[WORK INSTRUCTIONS] Report all lines from the entries below in which "Size" appears.

[DATA LISTING]

☆ ☆ ☆ ☆

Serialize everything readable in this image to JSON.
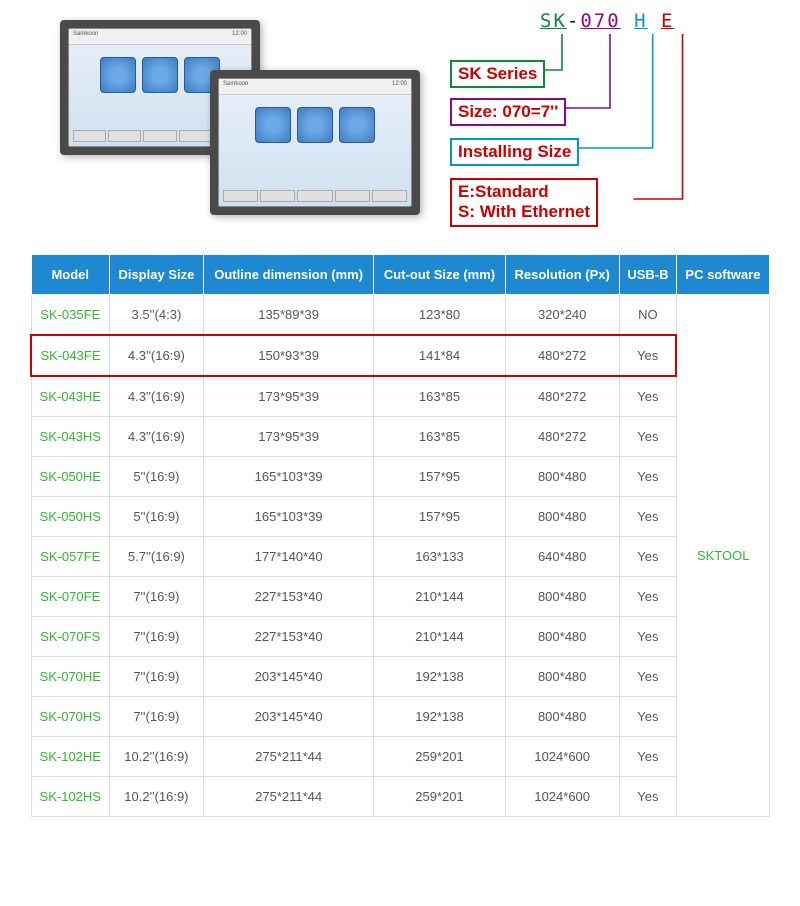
{
  "naming": {
    "code_sk": "SK",
    "code_dash": "-",
    "code_070": "070",
    "code_h": "H",
    "code_e": "E",
    "box_sk": "SK Series",
    "box_size": "Size: 070=7''",
    "box_install": "Installing Size",
    "box_e_label": "E:",
    "box_e_text": "Standard",
    "box_s_label": "S:",
    "box_s_text": " With Ethernet"
  },
  "table": {
    "headers": {
      "model": "Model",
      "display": "Display Size",
      "outline": "Outline dimension (mm)",
      "cutout": "Cut-out Size (mm)",
      "resolution": "Resolution (Px)",
      "usb": "USB-B",
      "pcsw": "PC software"
    },
    "pc_software": "SKTOOL",
    "rows": [
      {
        "model": "SK-035FE",
        "display": "3.5''(4:3)",
        "outline": "135*89*39",
        "cutout": "123*80",
        "res": "320*240",
        "usb": "NO",
        "highlight": false
      },
      {
        "model": "SK-043FE",
        "display": "4.3''(16:9)",
        "outline": "150*93*39",
        "cutout": "141*84",
        "res": "480*272",
        "usb": "Yes",
        "highlight": true
      },
      {
        "model": "SK-043HE",
        "display": "4.3''(16:9)",
        "outline": "173*95*39",
        "cutout": "163*85",
        "res": "480*272",
        "usb": "Yes",
        "highlight": false
      },
      {
        "model": "SK-043HS",
        "display": "4.3''(16:9)",
        "outline": "173*95*39",
        "cutout": "163*85",
        "res": "480*272",
        "usb": "Yes",
        "highlight": false
      },
      {
        "model": "SK-050HE",
        "display": "5''(16:9)",
        "outline": "165*103*39",
        "cutout": "157*95",
        "res": "800*480",
        "usb": "Yes",
        "highlight": false
      },
      {
        "model": "SK-050HS",
        "display": "5''(16:9)",
        "outline": "165*103*39",
        "cutout": "157*95",
        "res": "800*480",
        "usb": "Yes",
        "highlight": false
      },
      {
        "model": "SK-057FE",
        "display": "5.7''(16:9)",
        "outline": "177*140*40",
        "cutout": "163*133",
        "res": "640*480",
        "usb": "Yes",
        "highlight": false
      },
      {
        "model": "SK-070FE",
        "display": "7''(16:9)",
        "outline": "227*153*40",
        "cutout": "210*144",
        "res": "800*480",
        "usb": "Yes",
        "highlight": false
      },
      {
        "model": "SK-070FS",
        "display": "7''(16:9)",
        "outline": "227*153*40",
        "cutout": "210*144",
        "res": "800*480",
        "usb": "Yes",
        "highlight": false
      },
      {
        "model": "SK-070HE",
        "display": "7''(16:9)",
        "outline": "203*145*40",
        "cutout": "192*138",
        "res": "800*480",
        "usb": "Yes",
        "highlight": false
      },
      {
        "model": "SK-070HS",
        "display": "7''(16:9)",
        "outline": "203*145*40",
        "cutout": "192*138",
        "res": "800*480",
        "usb": "Yes",
        "highlight": false
      },
      {
        "model": "SK-102HE",
        "display": "10.2''(16:9)",
        "outline": "275*211*44",
        "cutout": "259*201",
        "res": "1024*600",
        "usb": "Yes",
        "highlight": false
      },
      {
        "model": "SK-102HS",
        "display": "10.2''(16:9)",
        "outline": "275*211*44",
        "cutout": "259*201",
        "res": "1024*600",
        "usb": "Yes",
        "highlight": false
      }
    ]
  }
}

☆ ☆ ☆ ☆

[EXERCISE RESPONSE]
    "box_size": "Size: 070=7''",
    "box_install": "Installing Size",
      "display": "Display Size",
      "cutout": "Cut-out Size (mm)",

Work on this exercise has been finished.